[[ Record set open ]]

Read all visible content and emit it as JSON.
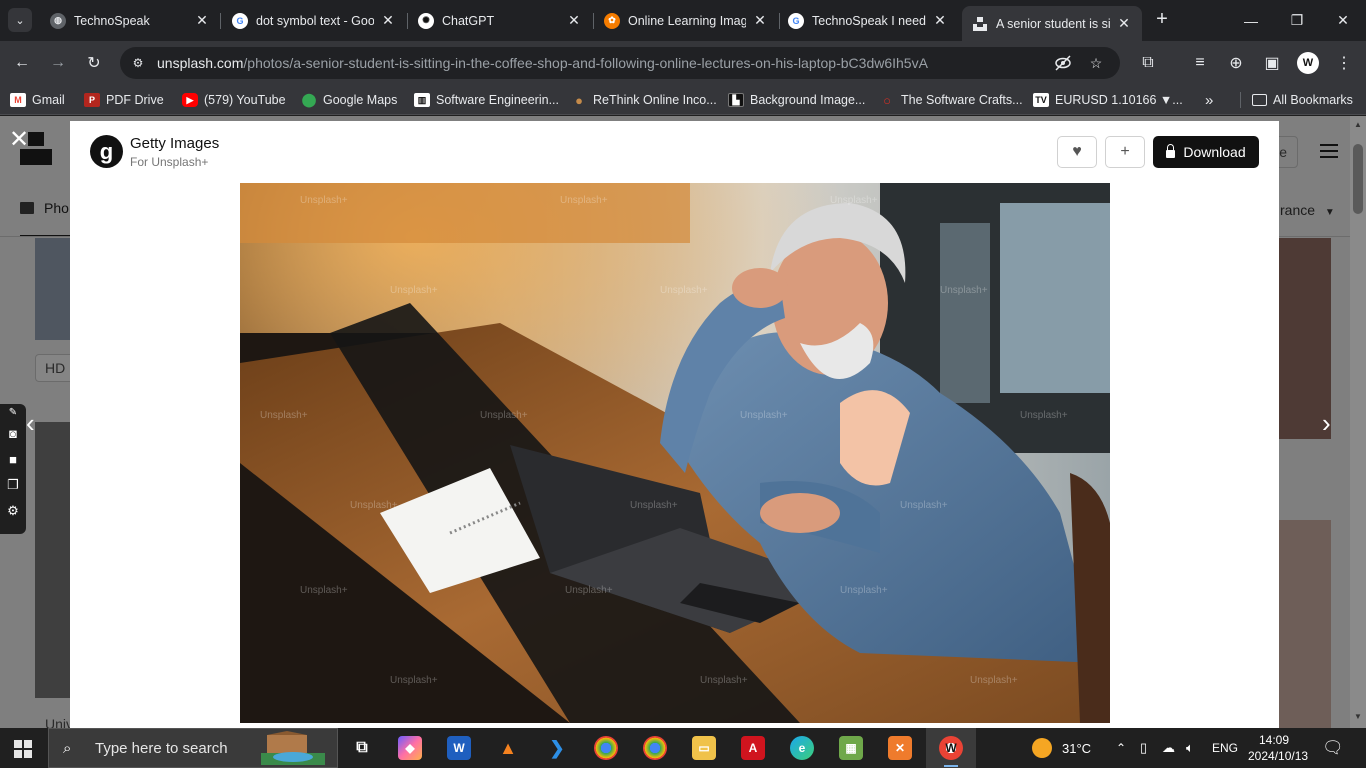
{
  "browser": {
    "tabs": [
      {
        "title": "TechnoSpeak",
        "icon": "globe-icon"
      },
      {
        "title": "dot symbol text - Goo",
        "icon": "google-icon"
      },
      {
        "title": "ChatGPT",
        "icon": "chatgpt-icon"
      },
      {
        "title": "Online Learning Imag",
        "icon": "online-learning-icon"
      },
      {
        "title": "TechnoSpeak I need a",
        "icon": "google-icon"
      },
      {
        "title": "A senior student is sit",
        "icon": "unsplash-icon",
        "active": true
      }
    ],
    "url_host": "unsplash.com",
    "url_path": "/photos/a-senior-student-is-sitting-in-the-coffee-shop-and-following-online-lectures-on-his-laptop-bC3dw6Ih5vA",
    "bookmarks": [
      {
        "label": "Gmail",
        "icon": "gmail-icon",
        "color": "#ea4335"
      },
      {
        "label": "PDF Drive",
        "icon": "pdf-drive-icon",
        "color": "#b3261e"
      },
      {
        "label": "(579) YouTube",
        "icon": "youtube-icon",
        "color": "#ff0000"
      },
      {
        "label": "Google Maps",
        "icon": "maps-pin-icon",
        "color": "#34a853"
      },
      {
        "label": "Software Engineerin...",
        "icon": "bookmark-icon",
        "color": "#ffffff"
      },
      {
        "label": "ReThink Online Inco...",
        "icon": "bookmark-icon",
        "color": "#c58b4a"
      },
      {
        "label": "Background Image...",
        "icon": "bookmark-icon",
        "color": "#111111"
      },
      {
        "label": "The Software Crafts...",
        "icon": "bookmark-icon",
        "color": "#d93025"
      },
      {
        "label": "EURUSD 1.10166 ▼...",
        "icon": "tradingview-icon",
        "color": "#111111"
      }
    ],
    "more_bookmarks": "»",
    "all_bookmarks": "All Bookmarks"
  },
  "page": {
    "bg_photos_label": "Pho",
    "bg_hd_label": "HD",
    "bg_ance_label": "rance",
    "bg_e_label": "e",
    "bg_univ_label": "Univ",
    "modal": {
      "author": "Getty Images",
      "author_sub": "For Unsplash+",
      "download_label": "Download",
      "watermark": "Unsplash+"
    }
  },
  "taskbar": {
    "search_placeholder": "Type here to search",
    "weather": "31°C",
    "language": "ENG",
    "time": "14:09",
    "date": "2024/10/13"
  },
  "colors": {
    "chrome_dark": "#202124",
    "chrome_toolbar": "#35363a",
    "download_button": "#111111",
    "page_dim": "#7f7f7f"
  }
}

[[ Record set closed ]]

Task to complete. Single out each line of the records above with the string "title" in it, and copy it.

Exercise response.
        "title": "TechnoSpeak",
        "title": "dot symbol text - Goo",
        "title": "ChatGPT",
        "title": "Online Learning Imag",
        "title": "TechnoSpeak I need a",
        "title": "A senior student is sit",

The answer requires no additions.